Not surprising, the First Western Bank and Trust of Minot and the State Bank of North Dakota do not appear on either list. They are now the "owner of record" of property valued at $792,200. The $860,000 investment in land and property, ($60,000 from the city of Minot for land, $500,000 from the N.D. PACE Fund for the building, $300,000 from the N.D. Development Fund for construction) apparently had no mortgages and was spent on something else (???). WebSmart then asked for and received a $1 million loan from the First Western Bank and Trust, using the property as collateral. The banks may well have "personal guaranties" from each WebSmart principal. The two banks did as they should, business as normal, creating as little risk to stockholders as possible.
Wouldn't it be better if the above three government entities now held the mortgage and had "personal guaranties" from WebSmart principles?
A "financial information clause" must be required whereby "the borrower agrees to provide, upon request, any financial statement or information to the lender that may be deemed necessary with a warrant that this information be accurate, correct and complete." The individuals managing these government entities, whether elected or appointed, must have the ultimate responsibility for constant review of the profitability, financial condition and compliance of each loan or grant.
WebSmart should have filed three federal and state tax returns 2000, -01 and -02. An annual review of these documents should have afforded sufficient information of WebSmart's deteriorating financial condition to cause alarm.
Why is financial reporting to government entities not now a requirement?
Why are personal guarantees of the borrowers not required by government lenders?

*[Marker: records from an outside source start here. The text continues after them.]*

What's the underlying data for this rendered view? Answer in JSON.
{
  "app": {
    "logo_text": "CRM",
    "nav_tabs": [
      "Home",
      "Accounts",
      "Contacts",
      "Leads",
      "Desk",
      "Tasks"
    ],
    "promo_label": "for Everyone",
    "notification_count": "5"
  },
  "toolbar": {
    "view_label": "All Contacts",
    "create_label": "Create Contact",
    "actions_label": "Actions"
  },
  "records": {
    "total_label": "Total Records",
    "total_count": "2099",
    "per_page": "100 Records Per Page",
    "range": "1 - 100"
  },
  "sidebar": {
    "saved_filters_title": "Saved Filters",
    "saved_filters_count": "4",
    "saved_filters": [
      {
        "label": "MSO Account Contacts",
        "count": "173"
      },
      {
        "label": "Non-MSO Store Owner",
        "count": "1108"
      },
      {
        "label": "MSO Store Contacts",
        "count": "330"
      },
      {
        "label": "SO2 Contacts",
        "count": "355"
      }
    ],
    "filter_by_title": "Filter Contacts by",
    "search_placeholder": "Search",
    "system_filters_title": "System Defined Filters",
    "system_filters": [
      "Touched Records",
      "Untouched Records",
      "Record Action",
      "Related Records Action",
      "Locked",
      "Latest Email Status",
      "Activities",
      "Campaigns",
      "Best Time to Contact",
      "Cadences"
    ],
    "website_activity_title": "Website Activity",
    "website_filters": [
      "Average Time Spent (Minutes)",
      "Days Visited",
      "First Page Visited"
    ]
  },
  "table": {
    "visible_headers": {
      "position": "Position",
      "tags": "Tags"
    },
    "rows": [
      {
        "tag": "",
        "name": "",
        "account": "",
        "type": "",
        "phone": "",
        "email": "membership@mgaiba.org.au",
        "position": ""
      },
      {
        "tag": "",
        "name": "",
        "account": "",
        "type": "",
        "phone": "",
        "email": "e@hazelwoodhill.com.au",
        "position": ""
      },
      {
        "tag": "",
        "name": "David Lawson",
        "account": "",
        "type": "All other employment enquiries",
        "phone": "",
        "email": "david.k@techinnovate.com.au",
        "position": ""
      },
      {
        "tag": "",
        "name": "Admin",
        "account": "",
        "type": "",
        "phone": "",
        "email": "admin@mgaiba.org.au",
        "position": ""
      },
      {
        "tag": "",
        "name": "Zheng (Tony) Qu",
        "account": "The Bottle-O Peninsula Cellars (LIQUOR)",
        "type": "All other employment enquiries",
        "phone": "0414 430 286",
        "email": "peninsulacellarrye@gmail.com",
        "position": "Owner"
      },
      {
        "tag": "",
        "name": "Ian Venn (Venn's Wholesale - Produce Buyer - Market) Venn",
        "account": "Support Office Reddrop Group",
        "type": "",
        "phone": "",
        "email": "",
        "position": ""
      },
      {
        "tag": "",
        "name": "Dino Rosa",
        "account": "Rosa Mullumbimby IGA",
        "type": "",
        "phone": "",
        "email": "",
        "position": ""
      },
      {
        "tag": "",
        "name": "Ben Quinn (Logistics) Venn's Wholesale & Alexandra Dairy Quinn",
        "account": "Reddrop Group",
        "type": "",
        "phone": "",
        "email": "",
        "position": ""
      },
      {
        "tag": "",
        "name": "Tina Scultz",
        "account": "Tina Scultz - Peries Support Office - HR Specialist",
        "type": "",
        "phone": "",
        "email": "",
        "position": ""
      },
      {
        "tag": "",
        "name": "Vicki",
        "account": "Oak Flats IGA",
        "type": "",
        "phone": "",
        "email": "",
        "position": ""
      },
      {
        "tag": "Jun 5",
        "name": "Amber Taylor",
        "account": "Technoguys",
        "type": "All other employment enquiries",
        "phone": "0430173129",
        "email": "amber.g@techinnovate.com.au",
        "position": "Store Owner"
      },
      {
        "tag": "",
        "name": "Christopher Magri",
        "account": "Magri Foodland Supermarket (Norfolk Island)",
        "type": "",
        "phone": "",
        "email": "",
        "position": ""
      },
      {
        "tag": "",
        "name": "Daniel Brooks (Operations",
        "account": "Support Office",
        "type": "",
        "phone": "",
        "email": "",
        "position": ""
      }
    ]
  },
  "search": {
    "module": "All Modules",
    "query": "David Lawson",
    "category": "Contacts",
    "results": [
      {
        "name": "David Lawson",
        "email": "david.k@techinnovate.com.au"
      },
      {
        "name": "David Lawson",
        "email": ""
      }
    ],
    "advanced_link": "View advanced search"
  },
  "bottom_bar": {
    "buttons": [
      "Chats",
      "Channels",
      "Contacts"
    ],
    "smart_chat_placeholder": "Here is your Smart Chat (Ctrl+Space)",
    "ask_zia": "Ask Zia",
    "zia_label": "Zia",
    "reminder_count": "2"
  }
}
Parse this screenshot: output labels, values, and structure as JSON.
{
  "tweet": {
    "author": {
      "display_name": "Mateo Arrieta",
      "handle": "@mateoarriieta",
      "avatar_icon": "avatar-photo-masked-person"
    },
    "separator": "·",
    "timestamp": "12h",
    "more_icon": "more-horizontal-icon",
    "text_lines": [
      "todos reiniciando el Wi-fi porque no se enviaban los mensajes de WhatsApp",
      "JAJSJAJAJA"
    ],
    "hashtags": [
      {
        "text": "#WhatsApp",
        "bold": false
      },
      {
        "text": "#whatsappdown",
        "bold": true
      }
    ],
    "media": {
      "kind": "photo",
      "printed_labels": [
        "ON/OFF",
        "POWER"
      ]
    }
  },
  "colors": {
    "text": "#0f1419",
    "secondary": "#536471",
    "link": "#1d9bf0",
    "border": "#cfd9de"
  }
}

Can not these requirements be added now instead of waiting for legislation in 2005?
Nowatzki is a Jamestown, N.D., businessman.